Drought Impacts on Dust and Health in New Mexico
Campus Christian Center, Second Floor
University of Arizona
Dust storms create both health issues and transportation hazards. Valley Fever is endemic to the border region and gets carried with the dust. Interstates and local highways are often closed for hours in an attempt to avoid accidents and injuries. Windblown dust concentrations can be very high when strong winds occur during extended droughts - creating “exceptional episodes” of poor air quality. Air quality in rural areas of New Mexico and along the US/Mexico border is normally acceptable and well below the US EPA’s air quality standards for particulate matter. But these episodes expose millions of people to particulate levels that exceed air quality standards.

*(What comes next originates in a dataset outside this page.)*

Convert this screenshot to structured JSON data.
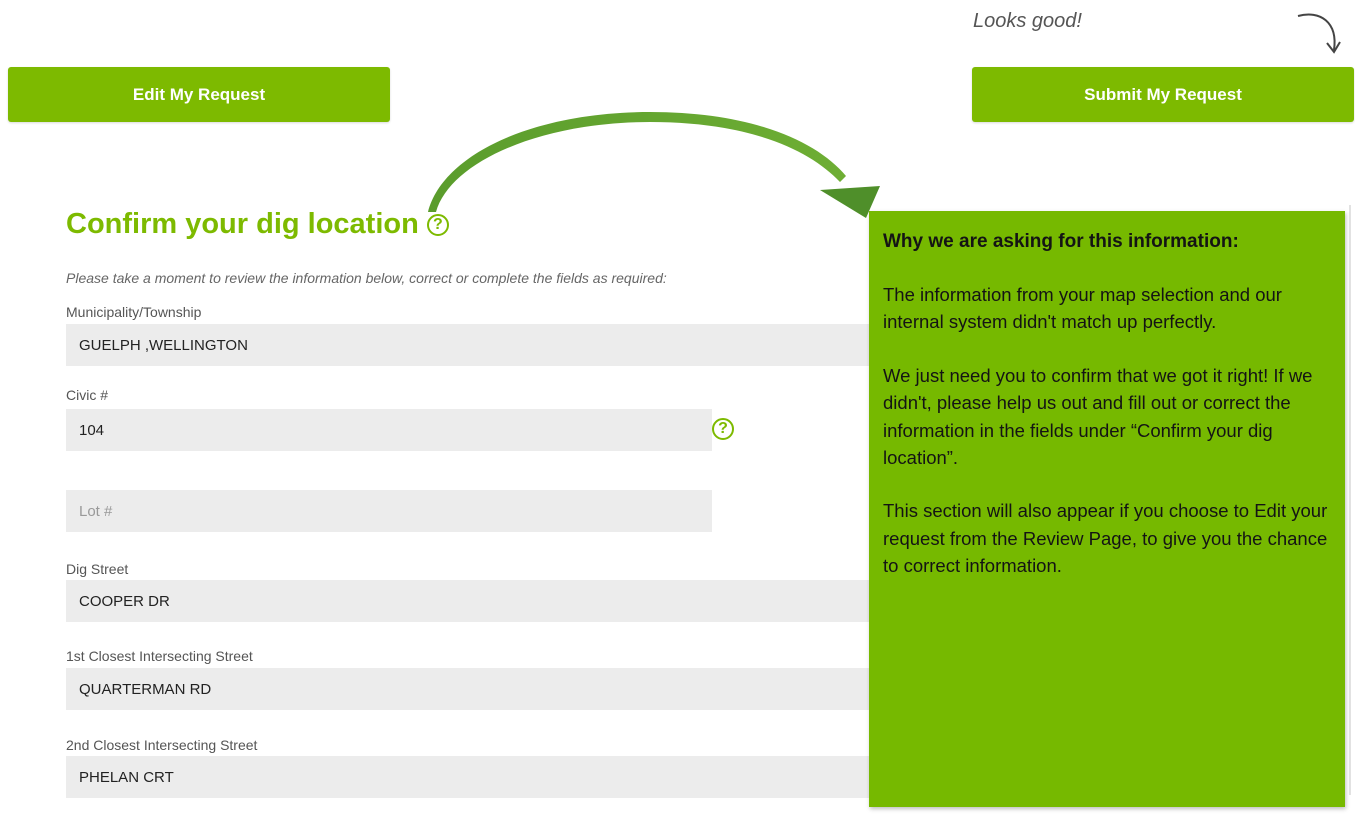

The state climatologist of New Mexico is working with the New Mexico Departments of Health and the Environment to reduce exposure during dust storms. They are investigating the dust emission generation, transport, and human exposure processes and trying to develop mitigation strategies. Determining the sources of windblown dust through ground observations and remote sensing are improving monitoring and forecasting efforts.